Breaking Benjamin comes to Rupp with Three Days Grace


Lead singer Benjamin Burnley of Breaking Benjamin performs at Rupp Arena on Monday night, Feb. 1, 2010. Photo by Scott Hannigan

Getting over the rock star lifestyle can be just as rewarding as having achieved that lifestyle in the first place. Just ask Breaking Benjamin front-man Benjamin Burnley.

Since their inception in 1998, the post-grunge act has seen evolving lineups and constant tours that correlated with its growing success. Burnley said the lifestyle definitely began to take a toll on him, and ultimately led him to a realization that he needed to sober up.

Having been sober for the last three years, Burnley said sobriety led to clarity on the band’s latest album, “Dear Agony.”

“Lyrically this album is more thought out. I would let things slide when I was drunk,” Burnley said. “None of that is happening here. In the past I would get a song most of the way done and just throw something in to finish it off. It’s a lot more clear here.”

With a sober frontman, Breaking Benjamin kicked off its latest tour in January, hitting the road with Three Days Grace and Flyleaf.  Breaking Benjamin is no stranger to Three Days Grace nor Kentucky as Burnley’s girlfriend was raised in Florence.

“We hit up the Cincinnati and Kentucky areas pretty often,” Burnley said. “As far as Three Days Grace, we’ve done a lot of touring with them so it’s pretty cool because we are really familiar with one another. We’re really comfortable and have a mutual respect for each other.”

When it comes to the routine for touring, Burnley said he is the kind of person that thrives on being in a specific mindset. While on the road he doesn’t work on new material so he can instead focus on touring. He said singing can be extremely demanding, especially with the intense vocal style of Breaking Benjamin.

“A lot of people don’t understand that singing is hard enough on its own,” Burnley said. “ I drink a lot of herbal stuff with honey and use a throat spray. Like any other muscle, you just have to warm your throat up each time before you use it.”

Being sober on the road has been a new experience for Brunley, who said he feels like his life is beginning to shift.

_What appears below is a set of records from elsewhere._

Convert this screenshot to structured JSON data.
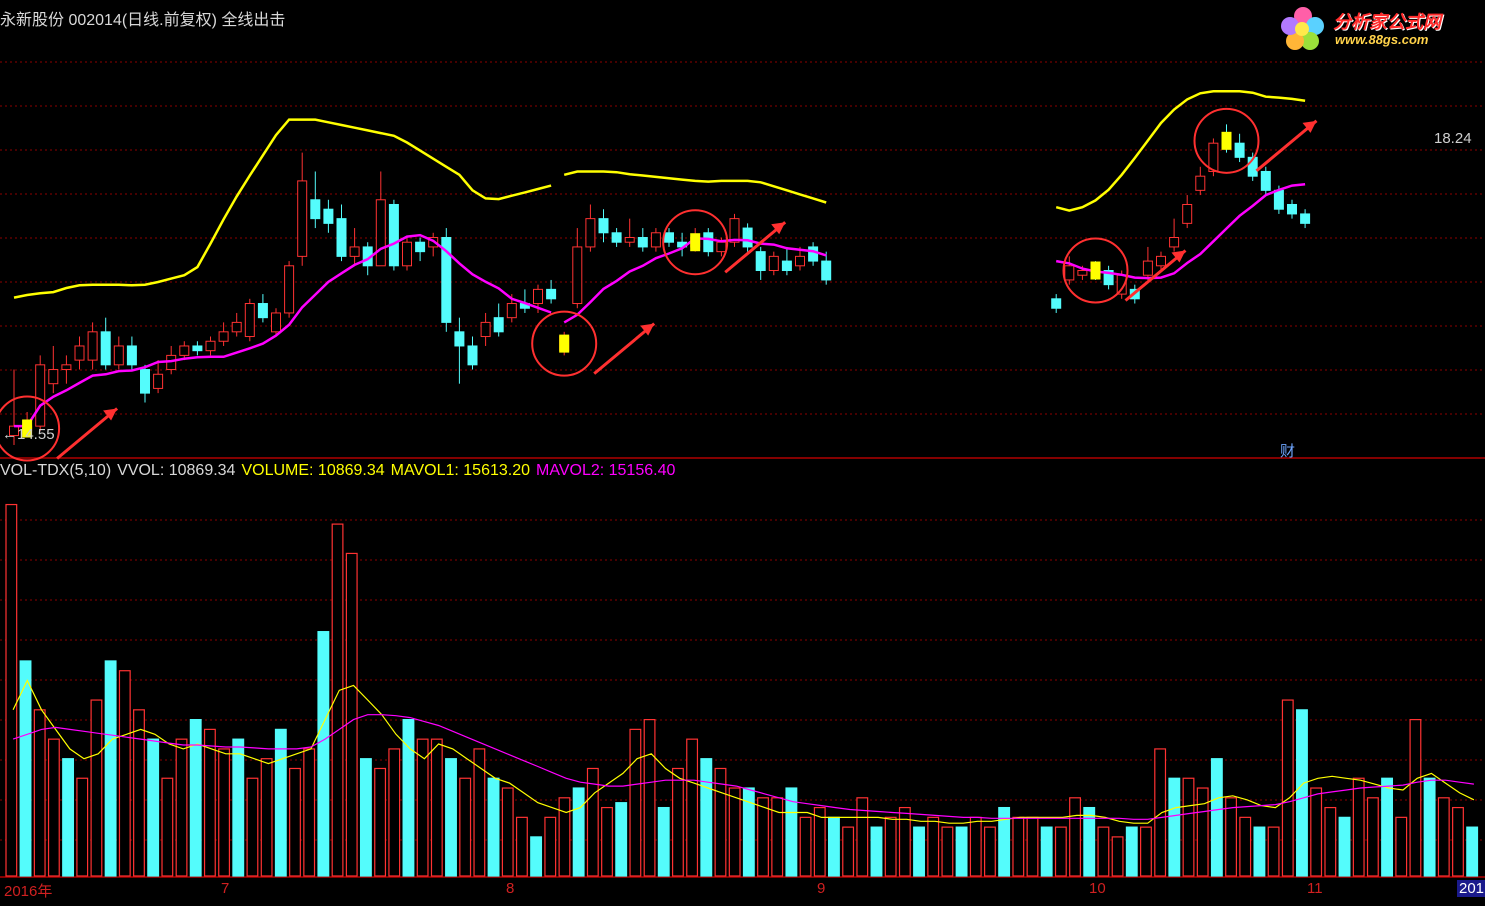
{
  "header": {
    "title": "永新股份 002014(日线.前复权) 全线出击"
  },
  "logo": {
    "name": "分析家公式网",
    "url": "www.88gs.com"
  },
  "price_labels": {
    "low": "←14.55",
    "high": "18.24"
  },
  "badge": "财",
  "vol_header": {
    "name": "VOL-TDX(5,10)",
    "vvol": "VVOL: 10869.34",
    "volume": "VOLUME: 10869.34",
    "mavol1": "MAVOL1: 15613.20",
    "mavol2": "MAVOL2: 15156.40"
  },
  "x_labels": [
    "2016年",
    "7",
    "8",
    "9",
    "10",
    "11",
    "201"
  ],
  "colors": {
    "background": "#000000",
    "up": "#ff3232",
    "down": "#54fcfc",
    "yellow_line": "#ffff00",
    "magenta_line": "#ff00ff",
    "signal": "#ffff00",
    "grid": "#8b0000",
    "volume_name": "#d8d8d8",
    "volume_value": "#ffff00",
    "mavol1": "#ffff00",
    "mavol2": "#ff00ff"
  },
  "chart_data": [
    {
      "type": "candlestick",
      "title": "永新股份 002014(日线.前复权) 全线出击",
      "ylim": [
        14.4,
        18.8
      ],
      "annotated_low": 14.55,
      "annotated_high": 18.24,
      "candles": [
        [
          14.5,
          14.6,
          15.2,
          14.4
        ],
        [
          14.55,
          14.6,
          14.75,
          14.55
        ],
        [
          14.6,
          15.25,
          15.35,
          14.55
        ],
        [
          15.05,
          15.2,
          15.45,
          14.95
        ],
        [
          15.2,
          15.25,
          15.35,
          15.05
        ],
        [
          15.3,
          15.45,
          15.55,
          15.2
        ],
        [
          15.3,
          15.6,
          15.7,
          15.2
        ],
        [
          15.6,
          15.25,
          15.75,
          15.2
        ],
        [
          15.25,
          15.45,
          15.55,
          15.2
        ],
        [
          15.45,
          15.25,
          15.55,
          15.2
        ],
        [
          15.2,
          14.95,
          15.25,
          14.85
        ],
        [
          15.0,
          15.15,
          15.3,
          14.95
        ],
        [
          15.2,
          15.35,
          15.45,
          15.15
        ],
        [
          15.35,
          15.45,
          15.5,
          15.3
        ],
        [
          15.45,
          15.4,
          15.5,
          15.35
        ],
        [
          15.4,
          15.5,
          15.55,
          15.35
        ],
        [
          15.5,
          15.6,
          15.7,
          15.45
        ],
        [
          15.6,
          15.7,
          15.8,
          15.55
        ],
        [
          15.55,
          15.9,
          15.95,
          15.5
        ],
        [
          15.9,
          15.75,
          16.0,
          15.7
        ],
        [
          15.6,
          15.8,
          15.85,
          15.55
        ],
        [
          15.8,
          16.3,
          16.35,
          15.75
        ],
        [
          16.4,
          17.2,
          17.5,
          16.3
        ],
        [
          17.0,
          16.8,
          17.3,
          16.7
        ],
        [
          16.9,
          16.75,
          17.0,
          16.65
        ],
        [
          16.8,
          16.4,
          16.95,
          16.35
        ],
        [
          16.4,
          16.5,
          16.7,
          16.3
        ],
        [
          16.5,
          16.3,
          16.55,
          16.2
        ],
        [
          16.3,
          17.0,
          17.3,
          16.3
        ],
        [
          16.95,
          16.3,
          17.0,
          16.25
        ],
        [
          16.3,
          16.55,
          16.6,
          16.25
        ],
        [
          16.55,
          16.45,
          16.6,
          16.35
        ],
        [
          16.5,
          16.6,
          16.65,
          16.4
        ],
        [
          16.6,
          15.7,
          16.7,
          15.6
        ],
        [
          15.6,
          15.45,
          15.75,
          15.05
        ],
        [
          15.45,
          15.25,
          15.55,
          15.2
        ],
        [
          15.55,
          15.7,
          15.8,
          15.45
        ],
        [
          15.75,
          15.6,
          15.9,
          15.55
        ],
        [
          15.75,
          15.9,
          16.0,
          15.7
        ],
        [
          15.9,
          15.85,
          16.05,
          15.8
        ],
        [
          15.9,
          16.05,
          16.1,
          15.8
        ],
        [
          16.05,
          15.95,
          16.15,
          15.9
        ],
        [
          15.4,
          15.55,
          15.6,
          15.35
        ],
        [
          15.9,
          16.5,
          16.7,
          15.85
        ],
        [
          16.5,
          16.8,
          16.95,
          16.45
        ],
        [
          16.8,
          16.65,
          16.9,
          16.55
        ],
        [
          16.65,
          16.55,
          16.7,
          16.5
        ],
        [
          16.55,
          16.6,
          16.8,
          16.5
        ],
        [
          16.6,
          16.5,
          16.7,
          16.45
        ],
        [
          16.5,
          16.65,
          16.7,
          16.45
        ],
        [
          16.65,
          16.55,
          16.7,
          16.5
        ],
        [
          16.55,
          16.5,
          16.65,
          16.4
        ],
        [
          16.5,
          16.6,
          16.7,
          16.45
        ],
        [
          16.65,
          16.45,
          16.7,
          16.4
        ],
        [
          16.45,
          16.55,
          16.6,
          16.4
        ],
        [
          16.55,
          16.8,
          16.85,
          16.5
        ],
        [
          16.7,
          16.5,
          16.75,
          16.45
        ],
        [
          16.45,
          16.25,
          16.5,
          16.15
        ],
        [
          16.25,
          16.4,
          16.45,
          16.2
        ],
        [
          16.35,
          16.25,
          16.5,
          16.2
        ],
        [
          16.3,
          16.4,
          16.5,
          16.25
        ],
        [
          16.5,
          16.35,
          16.55,
          16.3
        ],
        [
          16.35,
          16.15,
          16.45,
          16.1
        ],
        [
          15.95,
          15.85,
          16.0,
          15.8
        ],
        [
          16.15,
          16.3,
          16.4,
          16.1
        ],
        [
          16.2,
          16.25,
          16.3,
          16.15
        ],
        [
          16.3,
          16.2,
          16.35,
          16.15
        ],
        [
          16.25,
          16.1,
          16.3,
          16.05
        ],
        [
          16.0,
          16.2,
          16.25,
          15.95
        ],
        [
          16.05,
          15.95,
          16.1,
          15.9
        ],
        [
          16.2,
          16.35,
          16.5,
          16.15
        ],
        [
          16.3,
          16.4,
          16.45,
          16.25
        ],
        [
          16.5,
          16.6,
          16.8,
          16.45
        ],
        [
          16.75,
          16.95,
          17.05,
          16.7
        ],
        [
          17.1,
          17.25,
          17.35,
          17.05
        ],
        [
          17.3,
          17.6,
          17.65,
          17.25
        ],
        [
          17.7,
          17.55,
          17.8,
          17.5
        ],
        [
          17.6,
          17.45,
          17.7,
          17.4
        ],
        [
          17.45,
          17.25,
          17.5,
          17.2
        ],
        [
          17.3,
          17.1,
          17.35,
          17.05
        ],
        [
          17.1,
          16.9,
          17.15,
          16.85
        ],
        [
          16.95,
          16.85,
          17.0,
          16.8
        ],
        [
          16.85,
          16.75,
          16.9,
          16.7
        ]
      ]
    },
    {
      "type": "bar",
      "title": "VOL-TDX(5,10)",
      "ylim": [
        0,
        40000
      ],
      "volume_last": 10869.34,
      "mavol1_last": 15613.2,
      "mavol2_last": 15156.4,
      "volumes": [
        38000,
        22000,
        17000,
        14000,
        12000,
        10000,
        18000,
        22000,
        21000,
        17000,
        14000,
        10000,
        14000,
        16000,
        15000,
        13000,
        14000,
        10000,
        12000,
        15000,
        11000,
        13000,
        25000,
        36000,
        33000,
        12000,
        11000,
        13000,
        16000,
        14000,
        14000,
        12000,
        10000,
        13000,
        10000,
        9000,
        6000,
        4000,
        6000,
        8000,
        9000,
        11000,
        7000,
        7500,
        15000,
        16000,
        7000,
        11000,
        14000,
        12000,
        11000,
        9000,
        9000,
        8000,
        8000,
        9000,
        6000,
        7000,
        6000,
        5000,
        8000,
        5000,
        6000,
        7000,
        5000,
        6000,
        5000,
        5000,
        6000,
        5000,
        7000,
        6000,
        6000,
        5000,
        5000,
        8000,
        7000,
        5000,
        4000,
        5000,
        5000,
        13000,
        10000,
        10000,
        9000,
        12000,
        8000,
        6000,
        5000,
        5000,
        18000,
        17000,
        9000,
        7000,
        6000,
        10000,
        8000,
        10000,
        6000,
        16000,
        10000,
        8000,
        7000,
        5000
      ],
      "mavol1": [
        17000,
        20000,
        17000,
        15000,
        13000,
        12000,
        12500,
        14000,
        14500,
        15000,
        14500,
        13500,
        13000,
        13500,
        13000,
        12500,
        12500,
        12000,
        11500,
        12000,
        12500,
        13000,
        16000,
        19000,
        19500,
        18000,
        16500,
        14500,
        13000,
        12000,
        13500,
        13000,
        12000,
        11000,
        10000,
        9500,
        8500,
        7500,
        7000,
        6500,
        7000,
        8500,
        9500,
        10500,
        12000,
        12500,
        11000,
        10000,
        9500,
        9000,
        8500,
        8000,
        7500,
        7000,
        6500,
        6500,
        6500,
        6000,
        6000,
        6000,
        6000,
        6000,
        5800,
        5800,
        5600,
        5600,
        5400,
        5400,
        5600,
        5600,
        5800,
        6000,
        6000,
        6000,
        6000,
        6200,
        6200,
        6000,
        5600,
        5400,
        5400,
        6500,
        7000,
        7200,
        7400,
        8000,
        8200,
        7800,
        7200,
        7000,
        8000,
        9500,
        10000,
        10200,
        10000,
        9800,
        9400,
        9000,
        8800,
        10000,
        10500,
        9500,
        8500,
        7800
      ],
      "mavol2": [
        14000,
        14500,
        15000,
        15200,
        15000,
        14800,
        14600,
        14400,
        14200,
        14000,
        13800,
        13600,
        13400,
        13400,
        13300,
        13200,
        13200,
        13100,
        13000,
        13000,
        13000,
        13200,
        14000,
        15000,
        16000,
        16500,
        16500,
        16400,
        16200,
        15800,
        15400,
        14800,
        14200,
        13600,
        13000,
        12400,
        11800,
        11200,
        10600,
        10000,
        9600,
        9400,
        9200,
        9200,
        9400,
        9600,
        9800,
        9800,
        9800,
        9600,
        9400,
        9200,
        8800,
        8400,
        8000,
        7600,
        7400,
        7200,
        7000,
        6800,
        6700,
        6600,
        6500,
        6400,
        6300,
        6200,
        6100,
        6000,
        6000,
        5900,
        5900,
        5900,
        5900,
        5900,
        5900,
        5900,
        5900,
        5900,
        5900,
        5800,
        5800,
        6000,
        6200,
        6400,
        6600,
        6800,
        7000,
        7100,
        7200,
        7300,
        7600,
        8000,
        8400,
        8600,
        8800,
        9000,
        9100,
        9200,
        9300,
        9600,
        9800,
        9800,
        9600,
        9400
      ]
    }
  ]
}
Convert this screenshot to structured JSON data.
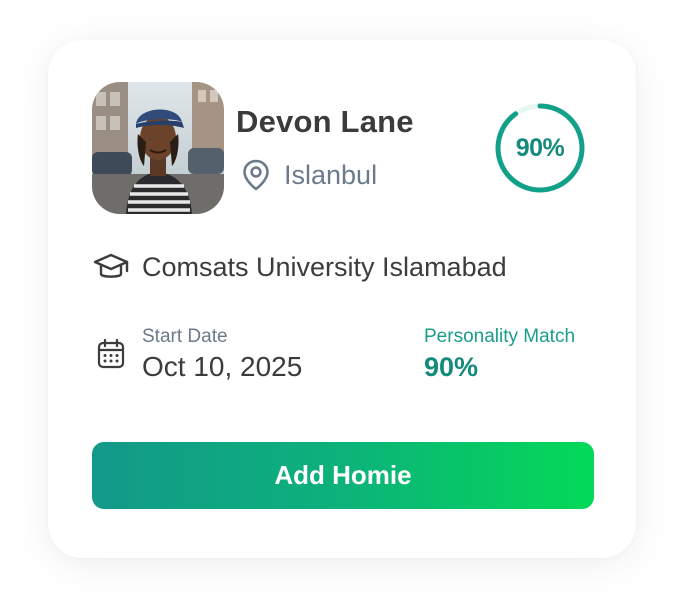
{
  "profile": {
    "name": "Devon Lane",
    "location": "Islanbul",
    "match_badge": "90%",
    "match_fraction": 0.9
  },
  "education": {
    "school": "Comsats University Islamabad"
  },
  "details": {
    "start_label": "Start Date",
    "start_value": "Oct 10, 2025",
    "match_label": "Personality Match",
    "match_value": "90%"
  },
  "actions": {
    "add_label": "Add Homie"
  },
  "colors": {
    "accent": "#13998a",
    "accent_end": "#04d957",
    "ring_track": "#e6f7f3",
    "text_dark": "#3c3c3c",
    "text_muted": "#6b7a8c"
  },
  "icons": {
    "location": "map-pin-icon",
    "school": "graduation-cap-icon",
    "date": "calendar-icon"
  }
}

He sees the band as more of a business than a lifestyle at this stage in his career.

“Any time you’re doing something bigger than yourself, it’s really cool, but you’re forced to (grow up quick),” Burnley said. “I’m really glad I got to live that ‘rock star’ lifestyle, but I’m even more glad to be done living that way.”